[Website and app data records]
*** Begin section ***

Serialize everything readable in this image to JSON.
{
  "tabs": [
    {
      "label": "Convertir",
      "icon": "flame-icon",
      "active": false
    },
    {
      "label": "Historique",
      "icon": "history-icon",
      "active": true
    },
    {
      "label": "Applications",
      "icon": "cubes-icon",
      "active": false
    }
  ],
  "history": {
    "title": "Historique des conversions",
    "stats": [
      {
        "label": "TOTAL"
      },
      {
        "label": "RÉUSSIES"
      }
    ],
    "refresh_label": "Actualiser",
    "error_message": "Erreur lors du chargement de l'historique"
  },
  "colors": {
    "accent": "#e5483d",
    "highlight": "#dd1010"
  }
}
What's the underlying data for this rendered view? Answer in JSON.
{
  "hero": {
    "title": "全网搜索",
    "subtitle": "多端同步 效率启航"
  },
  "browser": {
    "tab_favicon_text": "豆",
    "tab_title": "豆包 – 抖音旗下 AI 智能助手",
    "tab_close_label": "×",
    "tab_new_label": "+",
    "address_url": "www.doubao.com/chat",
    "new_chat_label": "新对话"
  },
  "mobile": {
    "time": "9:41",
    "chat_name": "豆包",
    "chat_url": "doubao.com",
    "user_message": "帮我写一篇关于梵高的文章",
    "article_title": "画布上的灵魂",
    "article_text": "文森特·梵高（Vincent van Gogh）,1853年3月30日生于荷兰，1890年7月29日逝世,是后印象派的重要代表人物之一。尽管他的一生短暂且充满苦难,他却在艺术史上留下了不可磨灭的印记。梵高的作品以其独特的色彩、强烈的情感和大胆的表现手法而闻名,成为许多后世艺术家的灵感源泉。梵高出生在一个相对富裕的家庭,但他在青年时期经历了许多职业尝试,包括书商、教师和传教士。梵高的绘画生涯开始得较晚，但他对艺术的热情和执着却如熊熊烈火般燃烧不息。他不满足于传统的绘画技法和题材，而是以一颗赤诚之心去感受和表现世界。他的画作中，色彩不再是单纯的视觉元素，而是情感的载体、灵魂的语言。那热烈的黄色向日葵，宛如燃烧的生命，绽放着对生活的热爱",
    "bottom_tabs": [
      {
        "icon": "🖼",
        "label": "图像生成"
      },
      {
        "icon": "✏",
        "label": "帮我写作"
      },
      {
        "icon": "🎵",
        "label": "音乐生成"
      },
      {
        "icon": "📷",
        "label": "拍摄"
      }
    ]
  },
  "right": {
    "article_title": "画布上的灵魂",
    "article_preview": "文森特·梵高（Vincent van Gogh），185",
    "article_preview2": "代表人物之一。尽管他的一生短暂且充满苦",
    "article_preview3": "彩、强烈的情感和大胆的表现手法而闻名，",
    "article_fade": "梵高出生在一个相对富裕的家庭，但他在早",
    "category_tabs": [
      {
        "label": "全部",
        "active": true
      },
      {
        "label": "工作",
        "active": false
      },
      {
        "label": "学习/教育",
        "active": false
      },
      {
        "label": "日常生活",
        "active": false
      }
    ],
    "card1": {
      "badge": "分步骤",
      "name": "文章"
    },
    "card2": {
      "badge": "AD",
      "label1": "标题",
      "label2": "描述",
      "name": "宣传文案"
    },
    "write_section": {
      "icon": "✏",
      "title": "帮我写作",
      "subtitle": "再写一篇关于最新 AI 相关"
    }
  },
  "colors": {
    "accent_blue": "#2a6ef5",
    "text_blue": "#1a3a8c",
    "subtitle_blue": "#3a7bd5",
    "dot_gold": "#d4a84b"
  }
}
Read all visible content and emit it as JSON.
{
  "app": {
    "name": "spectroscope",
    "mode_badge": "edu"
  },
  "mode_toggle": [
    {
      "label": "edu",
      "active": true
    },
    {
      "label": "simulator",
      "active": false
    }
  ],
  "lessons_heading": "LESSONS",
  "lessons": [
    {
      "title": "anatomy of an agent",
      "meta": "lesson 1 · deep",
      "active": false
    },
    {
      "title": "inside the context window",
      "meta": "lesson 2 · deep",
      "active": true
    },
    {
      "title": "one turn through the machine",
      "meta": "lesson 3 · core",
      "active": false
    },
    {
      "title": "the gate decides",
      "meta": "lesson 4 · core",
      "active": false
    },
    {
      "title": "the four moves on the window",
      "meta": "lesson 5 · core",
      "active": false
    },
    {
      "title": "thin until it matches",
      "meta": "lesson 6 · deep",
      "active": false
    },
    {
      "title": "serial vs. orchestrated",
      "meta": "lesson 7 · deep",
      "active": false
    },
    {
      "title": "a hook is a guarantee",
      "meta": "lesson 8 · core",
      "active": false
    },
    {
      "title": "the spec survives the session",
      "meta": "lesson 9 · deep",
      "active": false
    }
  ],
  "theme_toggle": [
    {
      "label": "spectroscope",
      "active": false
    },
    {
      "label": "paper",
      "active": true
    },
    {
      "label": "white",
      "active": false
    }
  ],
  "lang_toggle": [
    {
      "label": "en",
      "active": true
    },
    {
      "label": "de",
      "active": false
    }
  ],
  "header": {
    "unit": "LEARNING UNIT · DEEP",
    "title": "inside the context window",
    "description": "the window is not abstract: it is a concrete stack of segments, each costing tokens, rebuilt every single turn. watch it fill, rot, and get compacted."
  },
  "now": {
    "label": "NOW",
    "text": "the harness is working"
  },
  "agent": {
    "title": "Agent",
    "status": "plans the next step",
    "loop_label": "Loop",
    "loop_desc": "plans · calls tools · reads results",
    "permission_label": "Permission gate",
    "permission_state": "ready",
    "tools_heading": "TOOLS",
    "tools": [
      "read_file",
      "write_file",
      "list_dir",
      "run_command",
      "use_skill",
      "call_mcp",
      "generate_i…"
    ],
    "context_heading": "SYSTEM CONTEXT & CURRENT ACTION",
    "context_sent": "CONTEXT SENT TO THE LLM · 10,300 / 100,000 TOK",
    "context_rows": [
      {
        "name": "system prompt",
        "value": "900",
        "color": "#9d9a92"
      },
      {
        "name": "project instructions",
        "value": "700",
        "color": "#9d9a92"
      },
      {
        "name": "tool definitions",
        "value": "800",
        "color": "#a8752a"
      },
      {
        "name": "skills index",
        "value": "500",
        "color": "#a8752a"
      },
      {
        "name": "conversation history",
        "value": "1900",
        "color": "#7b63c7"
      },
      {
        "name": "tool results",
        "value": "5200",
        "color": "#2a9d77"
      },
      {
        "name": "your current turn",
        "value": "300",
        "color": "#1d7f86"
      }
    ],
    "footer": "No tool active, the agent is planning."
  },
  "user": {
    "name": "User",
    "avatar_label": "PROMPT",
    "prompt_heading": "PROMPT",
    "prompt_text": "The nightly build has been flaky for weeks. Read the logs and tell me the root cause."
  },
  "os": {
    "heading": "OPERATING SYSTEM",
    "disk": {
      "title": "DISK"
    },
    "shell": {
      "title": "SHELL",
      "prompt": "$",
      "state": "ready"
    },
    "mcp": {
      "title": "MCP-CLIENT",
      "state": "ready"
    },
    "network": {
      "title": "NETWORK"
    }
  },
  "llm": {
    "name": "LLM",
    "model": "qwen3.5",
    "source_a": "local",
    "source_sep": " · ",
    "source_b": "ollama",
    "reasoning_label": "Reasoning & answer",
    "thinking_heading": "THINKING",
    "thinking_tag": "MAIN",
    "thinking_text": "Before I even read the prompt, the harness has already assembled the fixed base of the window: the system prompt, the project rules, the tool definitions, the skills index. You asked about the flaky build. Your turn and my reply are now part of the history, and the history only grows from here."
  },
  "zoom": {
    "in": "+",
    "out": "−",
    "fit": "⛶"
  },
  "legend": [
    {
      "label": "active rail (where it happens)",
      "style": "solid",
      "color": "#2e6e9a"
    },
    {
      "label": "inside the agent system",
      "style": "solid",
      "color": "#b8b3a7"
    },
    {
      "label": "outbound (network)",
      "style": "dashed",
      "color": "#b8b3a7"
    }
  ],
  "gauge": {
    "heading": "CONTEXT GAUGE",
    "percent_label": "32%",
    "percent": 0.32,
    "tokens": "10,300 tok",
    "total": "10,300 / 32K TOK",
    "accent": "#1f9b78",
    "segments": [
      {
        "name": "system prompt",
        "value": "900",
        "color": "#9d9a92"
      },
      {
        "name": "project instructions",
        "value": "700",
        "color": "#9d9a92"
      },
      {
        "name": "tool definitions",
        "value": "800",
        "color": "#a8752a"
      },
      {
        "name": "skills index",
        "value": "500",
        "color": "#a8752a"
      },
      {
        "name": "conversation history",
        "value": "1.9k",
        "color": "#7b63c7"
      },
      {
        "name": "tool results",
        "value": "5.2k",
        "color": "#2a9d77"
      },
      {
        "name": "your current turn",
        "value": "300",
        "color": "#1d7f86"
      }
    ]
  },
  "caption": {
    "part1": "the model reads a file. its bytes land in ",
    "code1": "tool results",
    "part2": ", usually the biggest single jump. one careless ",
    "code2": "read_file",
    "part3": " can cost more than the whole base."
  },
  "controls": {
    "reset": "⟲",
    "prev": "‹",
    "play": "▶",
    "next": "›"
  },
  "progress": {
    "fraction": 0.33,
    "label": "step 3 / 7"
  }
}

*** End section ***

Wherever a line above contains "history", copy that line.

[EXERCISE SOLUTION]
      "icon": "history-icon",
  "history": {
        "name": "conversation history",
    "thinking_text": "Before I even read the prompt, the harness has already assembled the fixed base of the window: the system prompt, the project rules, the tool definitions, the skills index. You asked about the flaky build. Your turn and my reply are now part of the history, and the history only grows from here."
        "name": "conversation history",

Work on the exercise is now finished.